Donald Trump confirms he is under investigation for obstruction of justice

Vice president Pence hires lawyer in connection with FBI’s investigation into Russian links

US president Donald Trump has sent angry tweets this week over a report that  Robert Mueller was looking into whether the president obstructed justice.  Photograph: Carlos Barria/Reuters

US president Donald Trump has sent angry tweets this week over a report that Robert Mueller was looking into whether the president obstructed justice. Photograph: Carlos Barria/Reuters

 

US president Donald Trump appeared to confirm he is under investigation for obstruction of justice, as he lashed out at what he described as a “witch hunt” against him. In a series of tweets on Friday morning the president confirmed that he was being investigated for firing James Comey on May 9th.

“I am being investigated for firing the FBI Director by the man who told me to fire the FBI Director! Witch Hunt,” he said.

Mr Trump, who is due to give a speech in Miami on Friday where he is expected to announce a shift in US policy towards Cuba, also boasted about his deployment of social media, despite warnings by legal experts that his tweets may be used against him in the ongoing investigation.

“The Fake News Media hates when I use what has turned out to be my very powerful Social Media – over 100 million people! I can go around them,” he tweeted.

Witness

The latest outburst by Mr Trump followed news that vice president Mike Pence has hired a lawyer in connection with the FBI’s investigation. Mr Pence hired criminal lawyer Richard Cullen as special counsel Robert Mueller’s investigation intensifies. Though Mr Pence was not involved in Mr Trump’s presidential campaign, he may be called as a witness in the investigation into links between the Trump campaign team and Russia.

The Washington Post reported this week that Special Counsel Robert Mueller was also investigating the president for possible obstruction of justice, citing unnamed sources, a development that Mr Trump appeared to confirm in his Friday morning tweet.

Meanwhile there were unconfirmed reports that deputy attorney general Rod Rosenstein, who has taken charge of the Russian investigation since attorney general Jeff Sessions recused himself, could step aside from the investigation.

Step aside

ABC News reported that Mr Rosenstein has told colleagues privately that he may have to step aside from the investigation. Mr Rosenstein wrote a memo criticising former FBI chief James Comey’s handling of the email server scandal that was initially used by the White House to justify the firing of Mr Comey. The US president later said that the decision was taken due to “that Russian thing.”

While Mr Rosenstein appointed Mr Mueller as a special counsel to oversee the investigation, it is possible that he could be called as a witness as part of the investigation.

In an unusual move, Mr Rosenstein issued a statement on Thursday urging caution about reports based on “unnamed sources”.

“Americans should exercise caution before accepting as true and stories attributed to anonymous ‘officials,’” Mr Rosenstein said. “Americans should be skeptical about anonymous allegations. The Department of Justice has a long-established policy to neither confirm nor deny such allegations.”

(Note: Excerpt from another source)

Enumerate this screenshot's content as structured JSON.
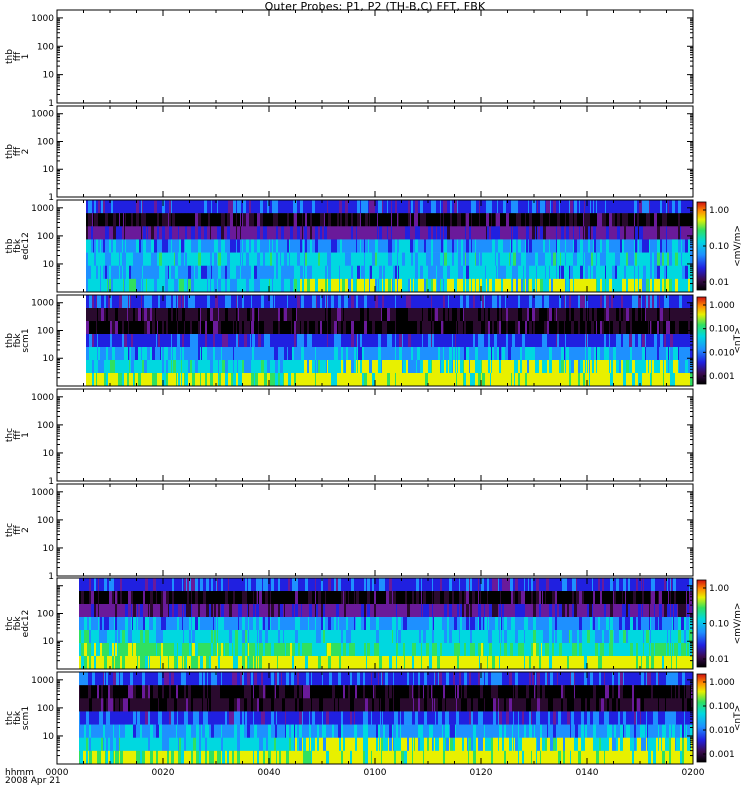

The Washington Post this week reported, not only that the president is under investigation for possible obstruction of justice, but also that the FBI inquiry is examining the business and financial dealings of the president’s son-in-law Jared Kushner. Both stories cited unnamed sources.